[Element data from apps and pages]
════════════════════

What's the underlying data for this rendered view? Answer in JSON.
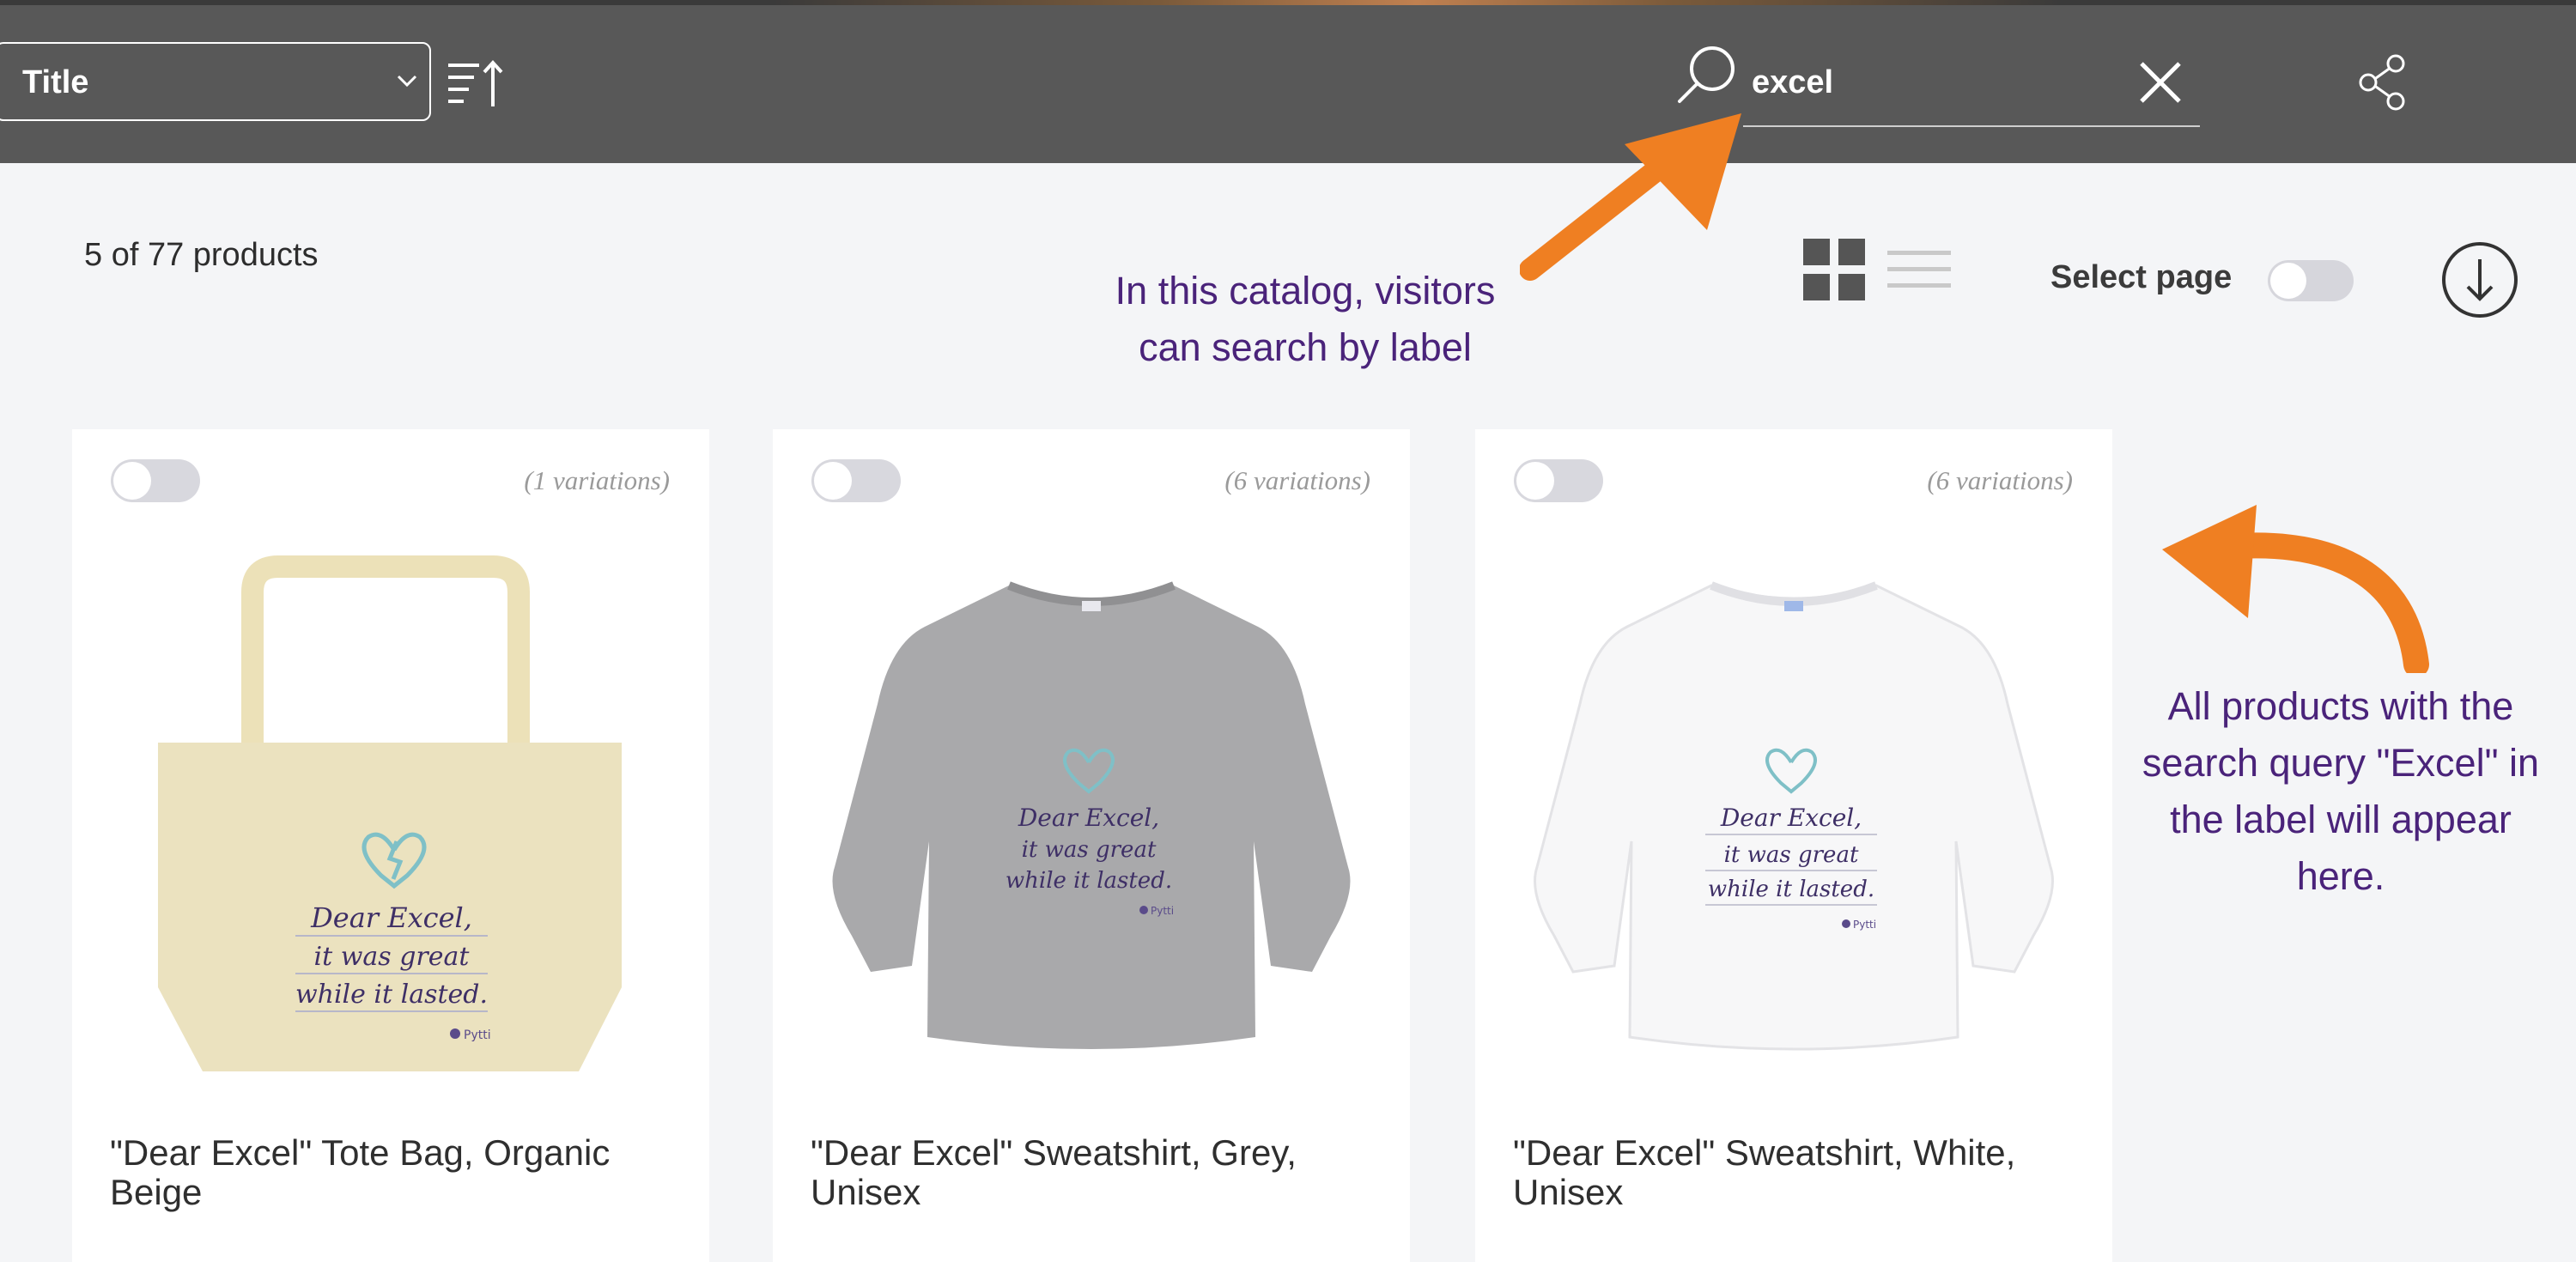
{
  "toolbar": {
    "sort_field": "Title",
    "search_value": "excel",
    "search_placeholder": "Search"
  },
  "catalog": {
    "count_text": "5 of 77 products",
    "select_page_label": "Select page"
  },
  "products": [
    {
      "variations": "(1 variations)",
      "title": "\"Dear Excel\" Tote Bag, Organic Beige"
    },
    {
      "variations": "(6 variations)",
      "title": "\"Dear Excel\" Sweatshirt, Grey, Unisex"
    },
    {
      "variations": "(6 variations)",
      "title": "\"Dear Excel\" Sweatshirt, White, Unisex"
    }
  ],
  "product_print": {
    "line1": "Dear Excel,",
    "line2": "it was great",
    "line3": "while it lasted.",
    "brand": "Pytti"
  },
  "annotations": {
    "search_line1": "In this catalog, visitors",
    "search_line2": "can search by label",
    "results_line1": "All products with the",
    "results_line2": "search query \"Excel\" in",
    "results_line3": "the label will appear",
    "results_line4": "here."
  },
  "colors": {
    "toolbar_bg": "#585858",
    "page_bg": "#f4f5f7",
    "annotation_text": "#4a237a",
    "arrow": "#ef7f22"
  }
}
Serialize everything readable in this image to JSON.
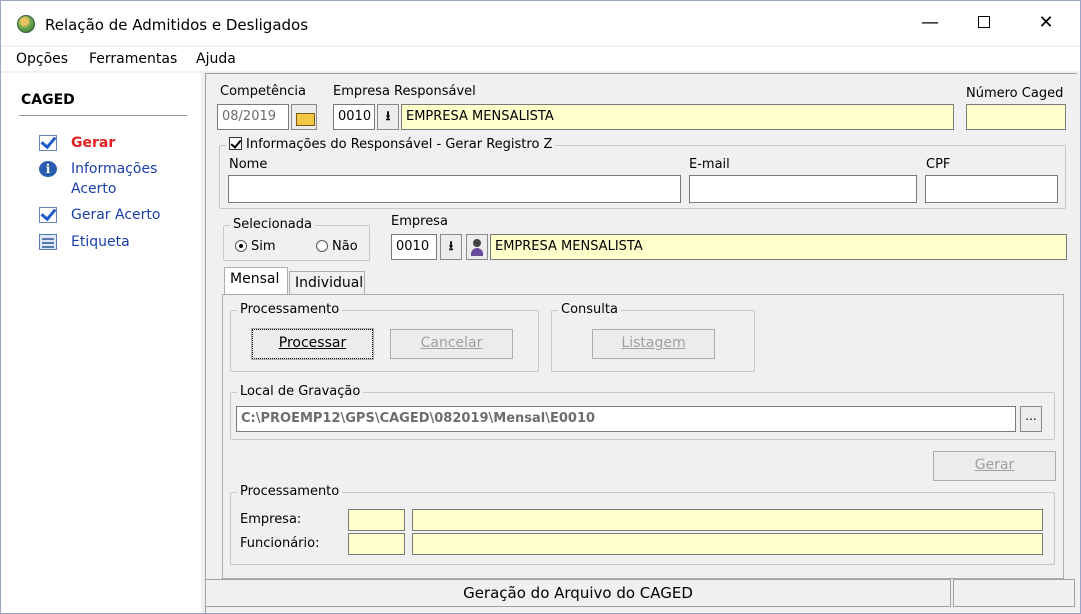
{
  "window": {
    "title": "Relação de Admitidos e Desligados",
    "minimize": "—",
    "close": "✕"
  },
  "menu": [
    "Opções",
    "Ferramentas",
    "Ajuda"
  ],
  "sidebar": {
    "title": "CAGED",
    "items": [
      {
        "label": "Gerar",
        "icon": "check-icon",
        "active": true
      },
      {
        "label": "Informações",
        "label2": "Acerto",
        "icon": "info-icon"
      },
      {
        "label": "Gerar Acerto",
        "icon": "check-icon"
      },
      {
        "label": "Etiqueta",
        "icon": "label-icon"
      }
    ]
  },
  "form": {
    "competencia_label": "Competência",
    "competencia_value": "08/2019",
    "empresa_resp_label": "Empresa Responsável",
    "empresa_resp_code": "0010",
    "empresa_resp_name": "EMPRESA MENSALISTA",
    "numero_caged_label": "Número Caged",
    "numero_caged_value": "",
    "responsavel_group": "Informações do Responsável - Gerar Registro Z",
    "nome_label": "Nome",
    "email_label": "E-mail",
    "cpf_label": "CPF",
    "selecionada_group": "Selecionada",
    "sim_label": "Sim",
    "nao_label": "Não",
    "empresa_label": "Empresa",
    "empresa_code": "0010",
    "empresa_name": "EMPRESA MENSALISTA",
    "dropdown_glyph": "⭳"
  },
  "tabs": [
    "Mensal",
    "Individual"
  ],
  "mensal": {
    "processamento_group": "Processamento",
    "processar_label": "Processar",
    "cancelar_label": "Cancelar",
    "consulta_group": "Consulta",
    "listagem_label": "Listagem",
    "local_group": "Local de Gravação",
    "local_path": "C:\\PROEMP12\\GPS\\CAGED\\082019\\Mensal\\E0010",
    "browse_label": "...",
    "gerar_label": "Gerar",
    "processamento2_group": "Processamento",
    "empresa_label": "Empresa:",
    "funcionario_label": "Funcionário:"
  },
  "status": {
    "message": "Geração do Arquivo do CAGED"
  }
}
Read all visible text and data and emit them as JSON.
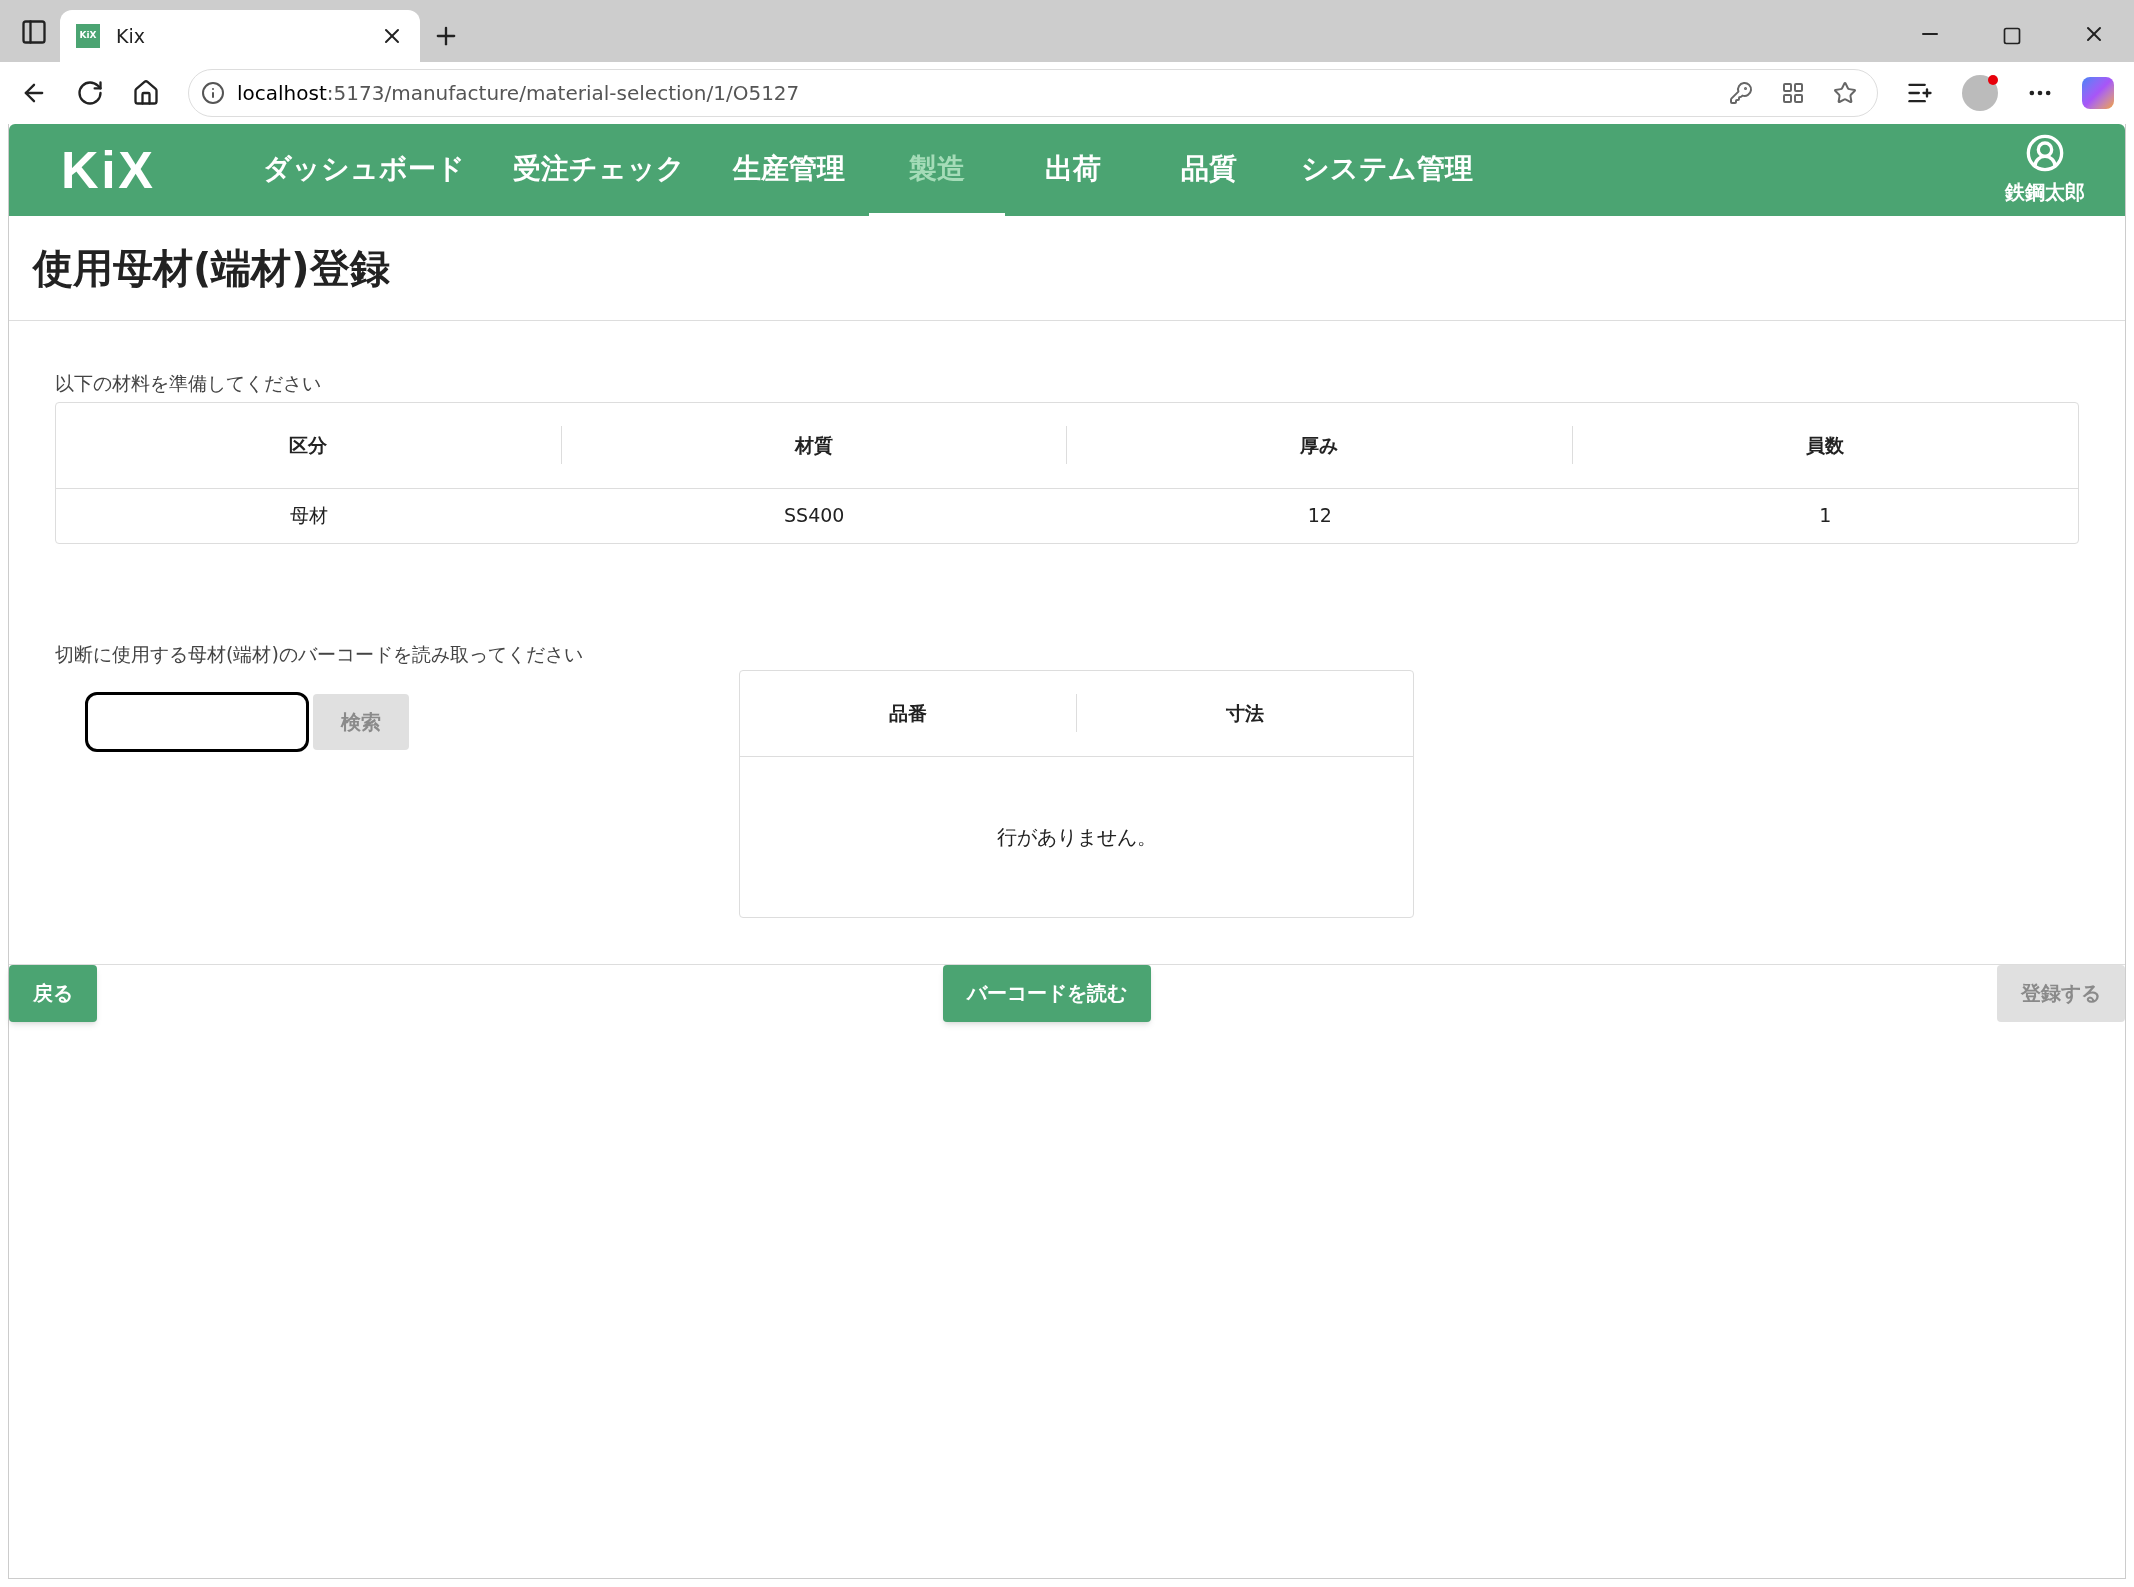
{
  "browser": {
    "tab": {
      "icon_text": "KiX",
      "title": "Kix"
    },
    "url_host": "localhost",
    "url_path": ":5173/manufacture/material-selection/1/O5127"
  },
  "header": {
    "logo": "KiX",
    "nav": [
      {
        "label": "ダッシュボード",
        "selected": false
      },
      {
        "label": "受注チェック",
        "selected": false
      },
      {
        "label": "生産管理",
        "selected": false
      },
      {
        "label": "製造",
        "selected": true
      },
      {
        "label": "出荷",
        "selected": false
      },
      {
        "label": "品質",
        "selected": false
      },
      {
        "label": "システム管理",
        "selected": false
      }
    ],
    "user": "鉄鋼太郎"
  },
  "page_title": "使用母材(端材)登録",
  "materials": {
    "label": "以下の材料を準備してください",
    "columns": [
      "区分",
      "材質",
      "厚み",
      "員数"
    ],
    "rows": [
      [
        "母材",
        "SS400",
        "12",
        "1"
      ]
    ]
  },
  "barcode": {
    "label": "切断に使用する母材(端材)のバーコードを読み取ってください",
    "search_button": {
      "label": "検索",
      "disabled": true
    }
  },
  "scanned": {
    "columns": [
      "品番",
      "寸法"
    ],
    "empty_message": "行がありません。"
  },
  "footer_buttons": [
    {
      "label": "戻る",
      "disabled": false
    },
    {
      "label": "バーコードを読む",
      "disabled": false
    },
    {
      "label": "登録する",
      "disabled": true
    }
  ]
}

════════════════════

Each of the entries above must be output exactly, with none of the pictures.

What's the underlying data for this rendered view? Answer in JSON.
{
  "toolbar": {
    "sort_field": "Title",
    "search_value": "excel",
    "search_placeholder": "Search"
  },
  "catalog": {
    "count_text": "5 of 77 products",
    "select_page_label": "Select page"
  },
  "products": [
    {
      "variations": "(1 variations)",
      "title": "\"Dear Excel\" Tote Bag, Organic Beige"
    },
    {
      "variations": "(6 variations)",
      "title": "\"Dear Excel\" Sweatshirt, Grey, Unisex"
    },
    {
      "variations": "(6 variations)",
      "title": "\"Dear Excel\" Sweatshirt, White, Unisex"
    }
  ],
  "product_print": {
    "line1": "Dear Excel,",
    "line2": "it was great",
    "line3": "while it lasted.",
    "brand": "Pytti"
  },
  "annotations": {
    "search_line1": "In this catalog, visitors",
    "search_line2": "can search by label",
    "results_line1": "All products with the",
    "results_line2": "search query \"Excel\" in",
    "results_line3": "the label will appear",
    "results_line4": "here."
  },
  "colors": {
    "toolbar_bg": "#585858",
    "page_bg": "#f4f5f7",
    "annotation_text": "#4a237a",
    "arrow": "#ef7f22"
  }
}
Serialize everything readable in this image to JSON.
{
  "window": {
    "title": "Relação de Admitidos e Desligados",
    "minimize": "—",
    "close": "✕"
  },
  "menu": [
    "Opções",
    "Ferramentas",
    "Ajuda"
  ],
  "sidebar": {
    "title": "CAGED",
    "items": [
      {
        "label": "Gerar",
        "icon": "check-icon",
        "active": true
      },
      {
        "label": "Informações",
        "label2": "Acerto",
        "icon": "info-icon"
      },
      {
        "label": "Gerar Acerto",
        "icon": "check-icon"
      },
      {
        "label": "Etiqueta",
        "icon": "label-icon"
      }
    ]
  },
  "form": {
    "competencia_label": "Competência",
    "competencia_value": "08/2019",
    "empresa_resp_label": "Empresa Responsável",
    "empresa_resp_code": "0010",
    "empresa_resp_name": "EMPRESA MENSALISTA",
    "numero_caged_label": "Número Caged",
    "numero_caged_value": "",
    "responsavel_group": "Informações do Responsável - Gerar Registro Z",
    "nome_label": "Nome",
    "email_label": "E-mail",
    "cpf_label": "CPF",
    "selecionada_group": "Selecionada",
    "sim_label": "Sim",
    "nao_label": "Não",
    "empresa_label": "Empresa",
    "empresa_code": "0010",
    "empresa_name": "EMPRESA MENSALISTA",
    "dropdown_glyph": "⭳"
  },
  "tabs": [
    "Mensal",
    "Individual"
  ],
  "mensal": {
    "processamento_group": "Processamento",
    "processar_label": "Processar",
    "cancelar_label": "Cancelar",
    "consulta_group": "Consulta",
    "listagem_label": "Listagem",
    "local_group": "Local de Gravação",
    "local_path": "C:\\PROEMP12\\GPS\\CAGED\\082019\\Mensal\\E0010",
    "browse_label": "...",
    "gerar_label": "Gerar",
    "processamento2_group": "Processamento",
    "empresa_label": "Empresa:",
    "funcionario_label": "Funcionário:"
  },
  "status": {
    "message": "Geração do Arquivo do CAGED"
  }
}
Read all visible text and data and emit them as JSON.
{
  "browser": {
    "tab": {
      "icon_text": "KiX",
      "title": "Kix"
    },
    "url_host": "localhost",
    "url_path": ":5173/manufacture/material-selection/1/O5127"
  },
  "header": {
    "logo": "KiX",
    "nav": [
      {
        "label": "ダッシュボード",
        "selected": false
      },
      {
        "label": "受注チェック",
        "selected": false
      },
      {
        "label": "生産管理",
        "selected": false
      },
      {
        "label": "製造",
        "selected": true
      },
      {
        "label": "出荷",
        "selected": false
      },
      {
        "label": "品質",
        "selected": false
      },
      {
        "label": "システム管理",
        "selected": false
      }
    ],
    "user": "鉄鋼太郎"
  },
  "page_title": "使用母材(端材)登録",
  "materials": {
    "label": "以下の材料を準備してください",
    "columns": [
      "区分",
      "材質",
      "厚み",
      "員数"
    ],
    "rows": [
      [
        "母材",
        "SS400",
        "12",
        "1"
      ]
    ]
  },
  "barcode": {
    "label": "切断に使用する母材(端材)のバーコードを読み取ってください",
    "search_button": {
      "label": "検索",
      "disabled": true
    }
  },
  "scanned": {
    "columns": [
      "品番",
      "寸法"
    ],
    "empty_message": "行がありません。"
  },
  "footer_buttons": [
    {
      "label": "戻る",
      "disabled": false
    },
    {
      "label": "バーコードを読む",
      "disabled": false
    },
    {
      "label": "登録する",
      "disabled": true
    }
  ]
}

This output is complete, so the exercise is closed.